Long before selfies started dominating Instagram feeds, photographer Cindy Sherman was taking pictures of herself dressed as damsels in distress, classic Hollywood actresses, historical figures, and even clowns and corpses.
These stunning transformations—made possible by Sherman acting simultaneously as model, photographer, stylist, hairdresser and makeup artist—are the subject of a new retrospective at the Fondation Louis Vuitton in Paris. As Jonathon Keats writes for Forbes, the show spotlights an artist whose subject is often “herself as somebody else,” caught in a moment of masquerade that highlights the illusory nature of not only photography, but identity itself.
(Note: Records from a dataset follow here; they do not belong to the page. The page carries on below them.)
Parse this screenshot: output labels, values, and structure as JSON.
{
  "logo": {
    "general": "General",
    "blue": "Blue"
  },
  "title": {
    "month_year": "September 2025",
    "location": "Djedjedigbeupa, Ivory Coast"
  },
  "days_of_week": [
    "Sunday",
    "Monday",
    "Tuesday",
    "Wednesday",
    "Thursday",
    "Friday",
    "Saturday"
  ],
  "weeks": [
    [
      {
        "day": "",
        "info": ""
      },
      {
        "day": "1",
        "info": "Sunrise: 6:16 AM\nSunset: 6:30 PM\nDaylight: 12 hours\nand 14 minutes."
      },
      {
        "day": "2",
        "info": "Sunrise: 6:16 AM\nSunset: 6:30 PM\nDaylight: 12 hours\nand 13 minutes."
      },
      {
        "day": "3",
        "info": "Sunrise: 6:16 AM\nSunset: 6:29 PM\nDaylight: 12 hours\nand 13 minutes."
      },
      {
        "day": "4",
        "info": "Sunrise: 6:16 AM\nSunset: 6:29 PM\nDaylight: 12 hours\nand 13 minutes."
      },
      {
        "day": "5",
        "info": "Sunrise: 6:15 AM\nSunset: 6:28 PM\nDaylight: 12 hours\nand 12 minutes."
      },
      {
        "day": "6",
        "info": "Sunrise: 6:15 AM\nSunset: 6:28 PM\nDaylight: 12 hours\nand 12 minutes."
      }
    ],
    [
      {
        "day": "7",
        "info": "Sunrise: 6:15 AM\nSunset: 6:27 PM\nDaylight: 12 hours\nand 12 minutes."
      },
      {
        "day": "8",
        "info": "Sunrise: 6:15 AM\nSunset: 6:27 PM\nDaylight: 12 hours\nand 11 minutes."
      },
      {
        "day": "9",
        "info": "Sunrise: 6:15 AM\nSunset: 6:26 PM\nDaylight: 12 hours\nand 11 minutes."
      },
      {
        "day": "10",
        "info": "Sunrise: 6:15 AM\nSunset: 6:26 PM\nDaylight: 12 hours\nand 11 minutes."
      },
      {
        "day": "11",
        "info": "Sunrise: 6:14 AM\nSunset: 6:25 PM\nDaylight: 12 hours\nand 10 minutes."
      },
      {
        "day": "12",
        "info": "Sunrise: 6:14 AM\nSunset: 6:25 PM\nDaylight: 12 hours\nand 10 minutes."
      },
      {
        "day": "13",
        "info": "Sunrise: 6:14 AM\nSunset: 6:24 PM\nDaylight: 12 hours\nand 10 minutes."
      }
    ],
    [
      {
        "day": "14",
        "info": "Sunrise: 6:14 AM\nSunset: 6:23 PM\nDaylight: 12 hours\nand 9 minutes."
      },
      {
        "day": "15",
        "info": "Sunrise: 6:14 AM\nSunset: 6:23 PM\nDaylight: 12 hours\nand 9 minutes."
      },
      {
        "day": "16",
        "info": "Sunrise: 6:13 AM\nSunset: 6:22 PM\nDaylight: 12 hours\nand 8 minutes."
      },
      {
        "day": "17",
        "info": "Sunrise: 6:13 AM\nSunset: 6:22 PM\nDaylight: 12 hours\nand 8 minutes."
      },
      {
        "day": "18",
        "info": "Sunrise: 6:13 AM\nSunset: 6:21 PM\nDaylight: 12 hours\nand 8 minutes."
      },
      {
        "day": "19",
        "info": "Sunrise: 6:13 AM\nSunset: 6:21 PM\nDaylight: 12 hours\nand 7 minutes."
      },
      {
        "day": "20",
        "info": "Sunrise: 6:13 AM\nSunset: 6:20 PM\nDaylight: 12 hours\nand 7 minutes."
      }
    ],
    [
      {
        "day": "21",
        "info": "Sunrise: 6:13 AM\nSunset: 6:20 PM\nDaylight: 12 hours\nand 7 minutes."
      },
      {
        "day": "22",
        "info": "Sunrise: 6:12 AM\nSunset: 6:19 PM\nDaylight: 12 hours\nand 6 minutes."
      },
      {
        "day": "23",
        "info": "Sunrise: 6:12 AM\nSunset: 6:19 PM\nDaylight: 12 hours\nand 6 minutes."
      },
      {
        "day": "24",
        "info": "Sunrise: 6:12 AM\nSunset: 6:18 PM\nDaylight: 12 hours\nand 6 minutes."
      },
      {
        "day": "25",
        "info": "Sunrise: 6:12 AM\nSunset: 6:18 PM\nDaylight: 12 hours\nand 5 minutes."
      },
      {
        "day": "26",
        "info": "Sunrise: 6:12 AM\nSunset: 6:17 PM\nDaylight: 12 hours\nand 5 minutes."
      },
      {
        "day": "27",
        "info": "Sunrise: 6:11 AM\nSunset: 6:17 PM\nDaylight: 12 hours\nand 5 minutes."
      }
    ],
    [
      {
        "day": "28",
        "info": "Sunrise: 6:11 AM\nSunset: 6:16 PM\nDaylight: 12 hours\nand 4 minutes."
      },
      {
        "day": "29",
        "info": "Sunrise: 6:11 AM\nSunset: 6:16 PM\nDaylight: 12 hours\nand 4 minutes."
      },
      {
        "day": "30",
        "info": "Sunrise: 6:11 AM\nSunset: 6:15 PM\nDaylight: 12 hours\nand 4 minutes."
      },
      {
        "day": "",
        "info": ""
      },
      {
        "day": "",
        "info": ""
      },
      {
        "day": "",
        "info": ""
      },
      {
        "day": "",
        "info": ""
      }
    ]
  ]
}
Over the past 45 years, Sherman has taken hundreds of self-portraits in settings both real and imagined, from tiled Mediterranean courtyards to the empty streets of downtown Manhattan. Donning press-on nails, bleached wigs, intricate makeup and similarly appearance-altering aids, the photographer assumes personas with chameleon-like ease; though her methods have changed over the decades, Sherman’s underlying goal—presenting a novel critique of female representation in photography—has remained unchanged since she began her career in the 1970s.
“All the dictates of society—that a young woman should look like this—she refuses,” the exhibition’s head curator, Suzanne Pagé, tells Vogue’s Dana Thomas. “And her refusal of these criteria is evident in her images.”
Per a statement, “Cindy Sherman at the Fondation Louis Vuitton” features more than 170 works created between 1975 and 2020. Images from some of the photographer’s most famous series, including Untitled Film Stills (1977–80), Society Portraits (2008) and History Portraits (1998–90), appear alongside more recent, previously unseen works.
Though Sherman initially studied painting at Buffalo State College, she eventually turned to photography as a medium. By creating clever costumes and transforming herself into different characters, the photographer comments on complex subjects ranging from Western beauty standards to commonly accepted ideas about femininity.
Few works exemplify Sherman’s genre-defying oeuvre as well as the Untitled Film Stills. According to the Museum of Modern Art (MoMA), which currently houses the collection, the series finds the artist dressed up as imaginary “female characters (and caricatures) such as the jaded seductress, the unhappy housewife, the jilted lover, and the vulnerable naif.” Seemingly presented as snapshots from larger narratives, the Film Stills’ subjects are, in fact, simply costumed, cosmeticized tropes awaiting the viewer’s projections of meaning.
In a 1988 interview, Sherman said the series aimed to encourage audiences to question stereotypical portrayals of women.
“[It was] about the fakeness of role-playing as well as contempt for the domineering ‘male’ audience who would mistakenly read the images as sexy,” she explained.
Now 66 years old, Sherman is turning her attention to other subjects, like aging.
“Using myself in the work now underscores certain elements of aging which I otherwise could be less aware of,” she tells artnet News’ Osman Can Yerebakan.
And while Sherman’s previous works have focused on women, her artistic process continues to evolve. Most recently, she decided to tackle a new subject: men.
This latest series—featured in a separate show at Metro Pictures in New York City—shows male characters outfitted in slick combovers, camel coats and more rebellious looks. In Untitled #615, for instance, a crouching figure dressed in camouflage stares at the viewer defiantly, his hand resting lightly on his hip.
In the past, Sherman’s “preconceived idea [of] how men act” colored her attempts to pose as men. “They appeared generic and unsympathetic,” she tells artnet News.
A related exhibition titled “Crossing Views” is running concurrently with “Cindy Sherman at the Fondation Louis Vuitton.” The companion show features works chosen in collaboration with Sherman and features artists such as Marina Abramović, Damien Hirst and Wolfgang Tillmans.
“I’ve missed seeing art very much during the pandemic,” Sherman tells W magazine’s Kat Herriman. “I find looking at art, even bad art, to be very informative and inspiring—it helps me to formulate why things work and don’t work.”
“Cindy Sherman at the Fondation Louis Vuitton” and “Crossing Views” are on display at the Fondation Louis Vuitton in Paris through January 3, 2021. “Cindy Sherman” is on view at Metro Pictures in New York through October 31.